Your instructions: In the data, find the word "lasso" and copy out every line that has it.

=======

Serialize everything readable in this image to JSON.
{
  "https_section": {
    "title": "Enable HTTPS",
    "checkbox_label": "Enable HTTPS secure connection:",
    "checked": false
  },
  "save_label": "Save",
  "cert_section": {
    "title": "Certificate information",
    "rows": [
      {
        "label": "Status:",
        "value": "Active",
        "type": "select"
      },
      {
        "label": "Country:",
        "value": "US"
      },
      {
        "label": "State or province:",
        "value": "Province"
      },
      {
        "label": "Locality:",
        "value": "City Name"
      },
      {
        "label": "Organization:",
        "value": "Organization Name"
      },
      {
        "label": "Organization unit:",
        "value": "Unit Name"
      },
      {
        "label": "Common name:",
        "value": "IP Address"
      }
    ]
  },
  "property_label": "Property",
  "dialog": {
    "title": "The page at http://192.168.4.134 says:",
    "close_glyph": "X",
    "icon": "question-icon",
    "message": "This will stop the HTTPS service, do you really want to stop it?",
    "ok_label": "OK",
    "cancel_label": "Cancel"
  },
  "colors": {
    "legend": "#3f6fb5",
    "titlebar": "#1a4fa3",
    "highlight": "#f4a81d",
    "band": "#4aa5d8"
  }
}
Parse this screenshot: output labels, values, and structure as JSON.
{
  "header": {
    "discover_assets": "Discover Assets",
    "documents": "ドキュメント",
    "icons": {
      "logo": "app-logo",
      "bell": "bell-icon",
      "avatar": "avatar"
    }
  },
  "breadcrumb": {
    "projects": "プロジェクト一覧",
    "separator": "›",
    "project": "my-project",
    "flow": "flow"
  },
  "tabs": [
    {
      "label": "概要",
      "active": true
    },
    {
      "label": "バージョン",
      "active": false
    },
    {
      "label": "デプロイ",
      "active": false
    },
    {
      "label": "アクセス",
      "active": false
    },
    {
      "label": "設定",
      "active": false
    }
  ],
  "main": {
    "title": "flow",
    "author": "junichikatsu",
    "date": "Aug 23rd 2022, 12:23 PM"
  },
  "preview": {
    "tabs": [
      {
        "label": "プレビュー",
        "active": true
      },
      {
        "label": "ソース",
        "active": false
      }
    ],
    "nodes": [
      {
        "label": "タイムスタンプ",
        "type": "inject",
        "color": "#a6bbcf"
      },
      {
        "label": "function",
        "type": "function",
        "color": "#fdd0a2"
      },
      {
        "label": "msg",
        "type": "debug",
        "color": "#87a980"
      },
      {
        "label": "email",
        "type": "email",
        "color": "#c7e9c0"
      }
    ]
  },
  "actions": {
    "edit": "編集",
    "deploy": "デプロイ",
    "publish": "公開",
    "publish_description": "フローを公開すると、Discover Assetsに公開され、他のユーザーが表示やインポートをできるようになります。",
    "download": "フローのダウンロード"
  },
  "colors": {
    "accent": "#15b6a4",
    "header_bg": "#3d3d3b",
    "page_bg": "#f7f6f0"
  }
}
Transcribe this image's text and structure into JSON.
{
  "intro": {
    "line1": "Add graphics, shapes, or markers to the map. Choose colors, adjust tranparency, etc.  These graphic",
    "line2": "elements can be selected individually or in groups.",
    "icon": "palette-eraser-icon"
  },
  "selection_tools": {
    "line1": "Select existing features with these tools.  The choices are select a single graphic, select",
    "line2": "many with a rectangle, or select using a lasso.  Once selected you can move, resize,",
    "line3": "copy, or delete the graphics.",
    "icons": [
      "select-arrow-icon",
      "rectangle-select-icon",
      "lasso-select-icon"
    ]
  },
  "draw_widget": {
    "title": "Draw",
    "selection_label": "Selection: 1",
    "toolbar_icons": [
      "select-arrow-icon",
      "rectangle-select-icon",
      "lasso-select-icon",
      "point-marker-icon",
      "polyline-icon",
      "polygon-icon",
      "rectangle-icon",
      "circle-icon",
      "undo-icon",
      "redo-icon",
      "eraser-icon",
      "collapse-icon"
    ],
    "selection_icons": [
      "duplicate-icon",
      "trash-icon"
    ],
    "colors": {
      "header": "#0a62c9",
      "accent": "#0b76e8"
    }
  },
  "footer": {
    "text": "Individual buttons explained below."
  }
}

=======

Task solution:
    "line2": "many with a rectangle, or select using a lasso.  Once selected you can move, resize,",
      "lasso-select-icon"
      "lasso-select-icon",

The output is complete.